(App and web page records)

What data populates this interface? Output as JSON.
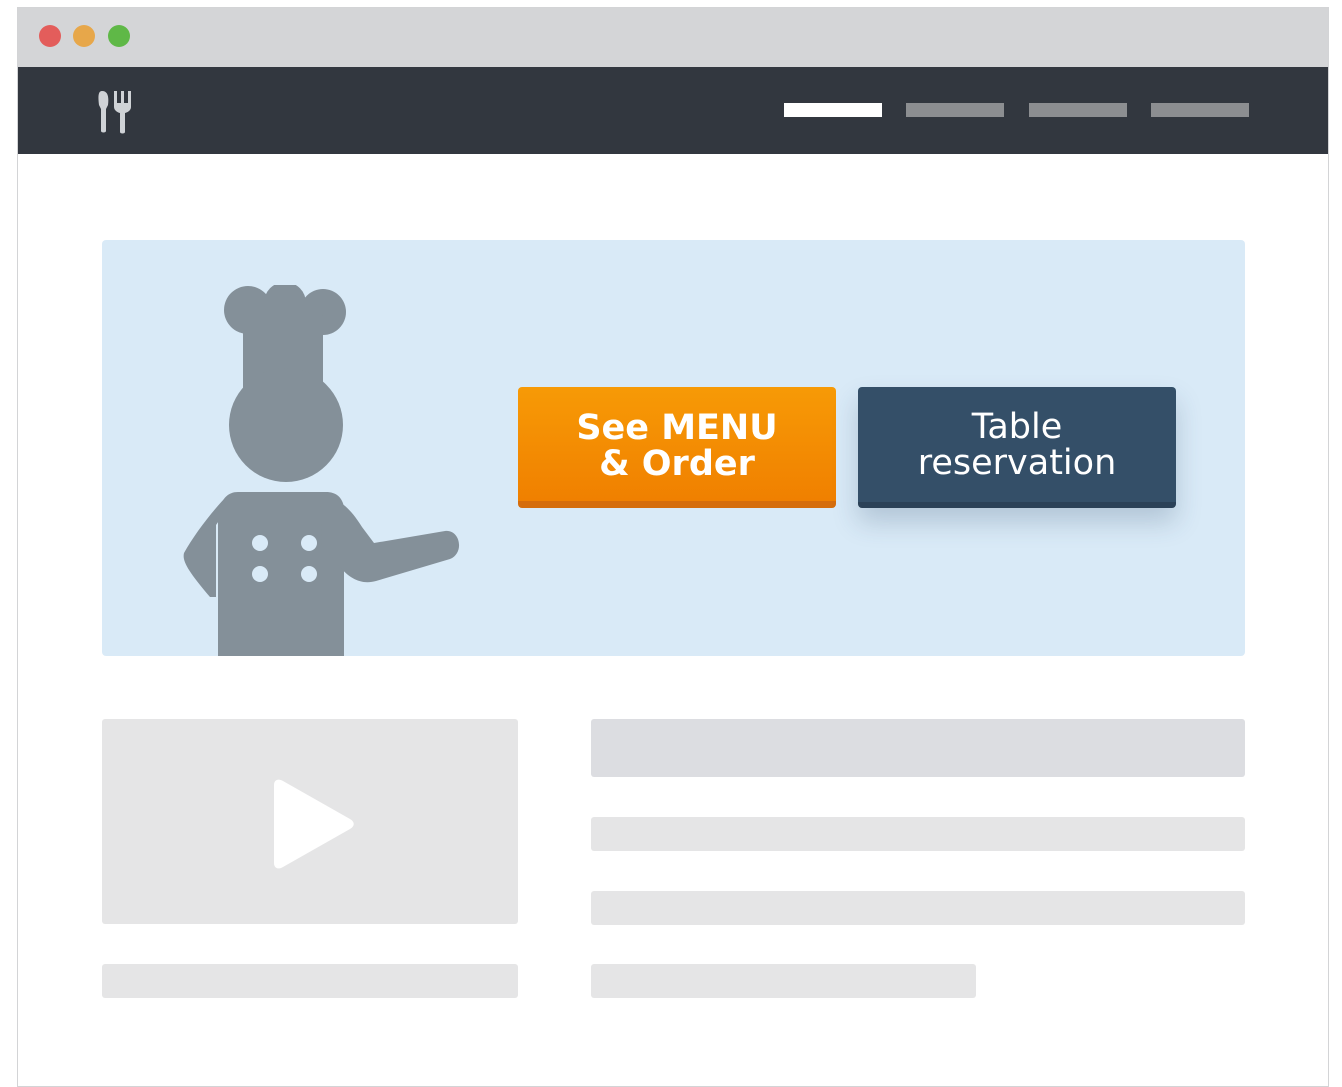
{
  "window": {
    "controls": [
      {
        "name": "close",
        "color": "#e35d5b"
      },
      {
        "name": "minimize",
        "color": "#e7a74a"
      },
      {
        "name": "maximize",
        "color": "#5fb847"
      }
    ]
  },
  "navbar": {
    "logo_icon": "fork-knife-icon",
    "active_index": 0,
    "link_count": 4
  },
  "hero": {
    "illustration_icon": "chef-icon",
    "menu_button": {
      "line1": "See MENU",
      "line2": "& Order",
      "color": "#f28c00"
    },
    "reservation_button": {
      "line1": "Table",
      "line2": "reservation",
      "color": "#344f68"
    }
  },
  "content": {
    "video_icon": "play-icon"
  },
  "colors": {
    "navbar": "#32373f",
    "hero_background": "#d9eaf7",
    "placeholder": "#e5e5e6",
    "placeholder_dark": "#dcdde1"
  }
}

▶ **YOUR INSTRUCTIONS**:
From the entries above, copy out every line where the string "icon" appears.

▶ **RESULT OF THIS EXERCISE**:
    "logo_icon": "fork-knife-icon",
    "illustration_icon": "chef-icon",
    "video_icon": "play-icon"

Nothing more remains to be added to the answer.